As a photographer who likes to spend time near my local waterways around Windsor, Ontario, I see it first-hand all too often. I also get glimpses of how wildlife struggles and adapts to the world we humans forcefully change for them through our actions and the things we produce then throw away.
And as an alum of the 2019 Ocean Bridge cohort, I had to chance to visit and learn from communities such as Pays Plat First Nation along the north shore of Lake Superior, and discovered just how precious water is to them. Most of all, it shined a light on how fragile our ecosystems are, and how we do each have the power to serve our communities in our own ways.
But there are things we can all do to assist in keeping our shorelines and other areas clean.
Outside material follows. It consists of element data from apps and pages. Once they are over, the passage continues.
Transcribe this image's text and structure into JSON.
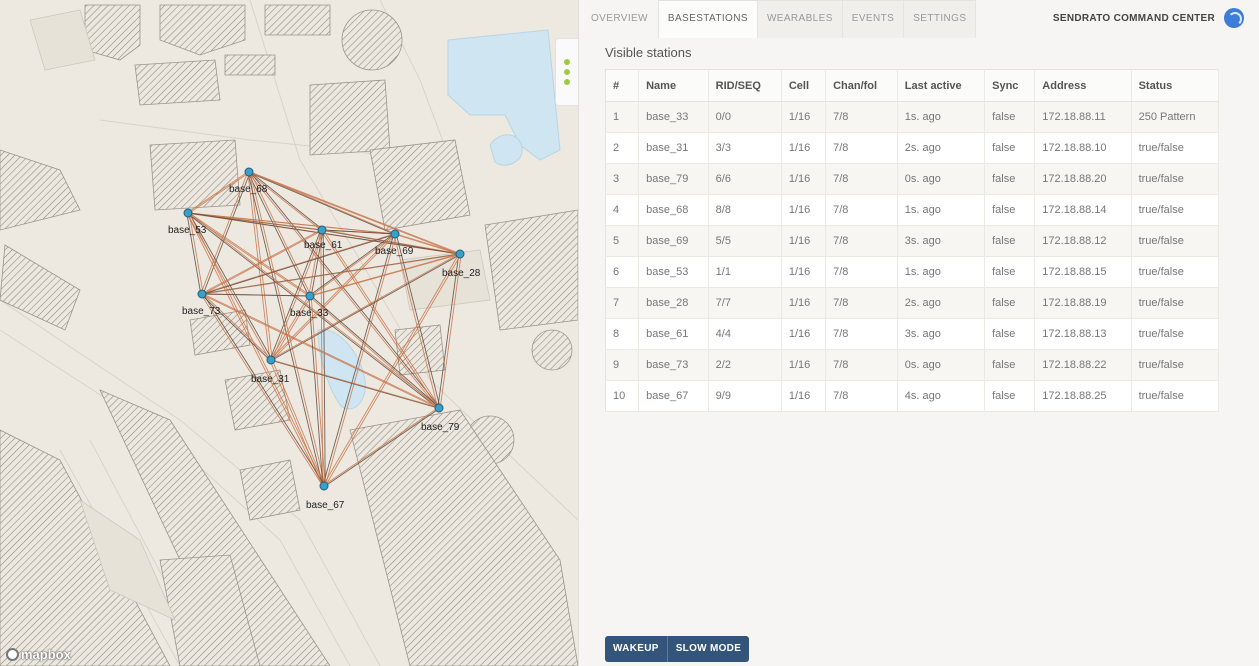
{
  "tabs": [
    {
      "label": "OVERVIEW"
    },
    {
      "label": "BASESTATIONS"
    },
    {
      "label": "WEARABLES"
    },
    {
      "label": "EVENTS"
    },
    {
      "label": "SETTINGS"
    }
  ],
  "header": {
    "title": "SENDRATO COMMAND CENTER"
  },
  "section_title": "Visible stations",
  "table": {
    "columns": [
      "#",
      "Name",
      "RID/SEQ",
      "Cell",
      "Chan/fol",
      "Last active",
      "Sync",
      "Address",
      "Status"
    ],
    "rows": [
      [
        "1",
        "base_33",
        "0/0",
        "1/16",
        "7/8",
        "1s. ago",
        "false",
        "172.18.88.11",
        "250 Pattern"
      ],
      [
        "2",
        "base_31",
        "3/3",
        "1/16",
        "7/8",
        "2s. ago",
        "false",
        "172.18.88.10",
        "true/false"
      ],
      [
        "3",
        "base_79",
        "6/6",
        "1/16",
        "7/8",
        "0s. ago",
        "false",
        "172.18.88.20",
        "true/false"
      ],
      [
        "4",
        "base_68",
        "8/8",
        "1/16",
        "7/8",
        "1s. ago",
        "false",
        "172.18.88.14",
        "true/false"
      ],
      [
        "5",
        "base_69",
        "5/5",
        "1/16",
        "7/8",
        "3s. ago",
        "false",
        "172.18.88.12",
        "true/false"
      ],
      [
        "6",
        "base_53",
        "1/1",
        "1/16",
        "7/8",
        "1s. ago",
        "false",
        "172.18.88.15",
        "true/false"
      ],
      [
        "7",
        "base_28",
        "7/7",
        "1/16",
        "7/8",
        "2s. ago",
        "false",
        "172.18.88.19",
        "true/false"
      ],
      [
        "8",
        "base_61",
        "4/4",
        "1/16",
        "7/8",
        "3s. ago",
        "false",
        "172.18.88.13",
        "true/false"
      ],
      [
        "9",
        "base_73",
        "2/2",
        "1/16",
        "7/8",
        "0s. ago",
        "false",
        "172.18.88.22",
        "true/false"
      ],
      [
        "10",
        "base_67",
        "9/9",
        "1/16",
        "7/8",
        "4s. ago",
        "false",
        "172.18.88.25",
        "true/false"
      ]
    ]
  },
  "buttons": {
    "wakeup": "WAKEUP",
    "slow_mode": "SLOW MODE"
  },
  "map": {
    "logo": "mapbox",
    "stations": [
      "base_68",
      "base_53",
      "base_61",
      "base_69",
      "base_28",
      "base_73",
      "base_33",
      "base_31",
      "base_79",
      "base_67"
    ]
  },
  "colors": {
    "accent": "#34557a",
    "link_line": "#c8764a",
    "link_line_dark": "#5a4a40",
    "station_dot": "#3aa0c8",
    "water": "#cfe6f2",
    "active_dot": "#9ccc40"
  }
}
For example, I’ve taken to carrying a trash net when I go out in nature or parks near me. As I walk and take pictures, I pick up the trash I see along the way. It’s a small gesture you too can do, but it can make a big difference for your community.
You can also seek out conservation authorities and organizations in your area. To give you an idea, this past summer, I volunteered and did a few cleanups with the Detroit River Canadian Cleanup organization, as well as the Essex County Conservation Authority, where groups of us likeminded souls went to several locations and picked up garbage.
These kinds of organizations are always looking for volunteers. Plus, you can fit these events into your fitness plan as well – it’s a good way to get some exercise!
The Great Canadian Shoreline Cleanup map and search tool is an awesome way to find shoreline cleanups happening near your community and everywhere across Canada. Finally, getting to the source and cutting back on single use plastics will aid in the amount of garbage finding it’s way to our lakes and oceans. Anyone can make a difference.
Editor’s note: All photographs in this essay were taken in 2019 and earlier.
Connor Garrod is a young ocean leader and an alumnus of the Ocean Bridge program. He is currently based in Windsor, Ont. Ocean Bridge brings together four teams of 40 young ocean leaders (ages 18-30) from rural, urban landlocked and coastal communities across Canada and empowers them to become ocean ambassadors in service of their communities. Find out more about Ocean Bridge.